When Artemis Marshall joins a private foundation for interdisciplinary scientists called the Heatherfields Institute, she finds that her lab is in a “cramped and windowless room down in the basement”, where “a perpetual dampness…imparted a permanent fungal odor”.
She is a worldly molecular virologist, an expert on a feline leukaemia virus, but the people working next door in theoretical epidemiology are “rumoured to be reclusive or even downright strange”. Henry Mansfield, who apparently “hasn’t opened his mouth for decades”, sits staring at a computer screen where “a three-dimensional tangle of curves that resembled a lily rotated slowly around the Y‑axis”, modelling a hypothetical epidemic of avian influenza.

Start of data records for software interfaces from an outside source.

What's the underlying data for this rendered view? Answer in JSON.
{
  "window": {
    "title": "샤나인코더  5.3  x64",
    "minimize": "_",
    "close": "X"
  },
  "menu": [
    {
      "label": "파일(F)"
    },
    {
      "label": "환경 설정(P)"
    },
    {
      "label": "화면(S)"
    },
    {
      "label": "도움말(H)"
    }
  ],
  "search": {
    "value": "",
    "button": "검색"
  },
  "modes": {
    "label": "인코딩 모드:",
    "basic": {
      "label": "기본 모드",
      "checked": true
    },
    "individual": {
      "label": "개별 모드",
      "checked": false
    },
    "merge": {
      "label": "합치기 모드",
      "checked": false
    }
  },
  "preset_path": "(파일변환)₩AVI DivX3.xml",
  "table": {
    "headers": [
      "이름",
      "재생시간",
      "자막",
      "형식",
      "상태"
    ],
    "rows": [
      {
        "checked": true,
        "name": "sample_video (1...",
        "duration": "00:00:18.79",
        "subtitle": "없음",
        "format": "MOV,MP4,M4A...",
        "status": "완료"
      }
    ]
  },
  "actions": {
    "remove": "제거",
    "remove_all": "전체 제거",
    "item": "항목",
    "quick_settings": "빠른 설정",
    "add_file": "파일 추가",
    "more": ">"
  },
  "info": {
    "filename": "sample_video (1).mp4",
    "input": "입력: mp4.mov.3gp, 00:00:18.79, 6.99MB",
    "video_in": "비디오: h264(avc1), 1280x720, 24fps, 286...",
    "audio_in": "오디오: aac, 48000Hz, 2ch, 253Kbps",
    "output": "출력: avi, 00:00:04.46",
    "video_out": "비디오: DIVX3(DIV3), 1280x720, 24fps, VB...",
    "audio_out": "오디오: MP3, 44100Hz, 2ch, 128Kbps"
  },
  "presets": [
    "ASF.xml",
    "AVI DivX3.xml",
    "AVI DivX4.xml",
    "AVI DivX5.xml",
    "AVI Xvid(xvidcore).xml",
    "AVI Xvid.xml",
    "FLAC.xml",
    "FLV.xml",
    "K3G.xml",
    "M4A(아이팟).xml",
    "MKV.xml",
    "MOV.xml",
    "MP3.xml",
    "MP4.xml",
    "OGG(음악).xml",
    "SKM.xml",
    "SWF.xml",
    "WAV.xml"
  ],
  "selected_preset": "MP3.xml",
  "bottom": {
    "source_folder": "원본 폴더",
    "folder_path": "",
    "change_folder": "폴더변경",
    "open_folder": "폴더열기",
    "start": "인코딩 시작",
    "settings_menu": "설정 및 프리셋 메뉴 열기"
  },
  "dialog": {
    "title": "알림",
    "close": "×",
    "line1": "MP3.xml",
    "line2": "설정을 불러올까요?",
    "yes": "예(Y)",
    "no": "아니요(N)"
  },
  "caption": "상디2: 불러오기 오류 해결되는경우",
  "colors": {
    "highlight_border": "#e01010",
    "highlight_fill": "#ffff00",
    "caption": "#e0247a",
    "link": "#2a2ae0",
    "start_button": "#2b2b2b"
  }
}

He has a love-hate relationship with Simon Renquist, his sidekick and only link to the outside world, whom he once forced to ditch his girlfriend as a “distraction”.
This unlikely team find themselves working together, alongside veterinarians and staff from the Ministry of Defence, in Jennifer Rohn’s highly entertaining new novel Cat Zero (Bitingduck Press), as a series of cats in Kent start developing a mysterious virus that might be a vicious natural epidemic or a sign of a bioterrorist attack. At one point, a roadblock set up by a local cat fanciers society proves crucial in restricting the spread of the virus…
Rohn runs her own infectious disease lab at UCL, and her book is both informative about the science and intriguing about the rivalries, backbiting and sexual tensions of laboratory life. There is a nice account of the complex flirtation involved in writing grant proposals, where “one had to give away preliminary findings, enough to tantalize the referees, but not so much that the work seemed too mature to warrant further funding”. The result is inevitably to eliminate all the things that make science “a very human endeavor”, namely “excitement, boredom, joy, anger, illness, exhaustion or sorrow”, which the rest of Cat Zero focuses on.
While Artemis constantly battles both personal and institutional sexism, at one point she reflects: “The nice thing about Simon is that, although he assumes all women are dolts from first principles, he is adaptable enough to revise this hypothesis in the face of evidence to the contrary.” She also has reason to recall “cautionary tales from female colleagues who’d dallied with male post-docs and then lost them when it all went wrong. Or worse, retained them as employees with the roles reversed, the balance of power shifted against them.”
There is a memorable moment in Cat Zero when Artemis and Simon are discussing scenarios. On one possible assumption, he says: “It’s pretty likely that the cat population of Great Britain is under serious threat.” With a danger like that hanging over us, who could stop themselves reading to the end to discover how it turns out?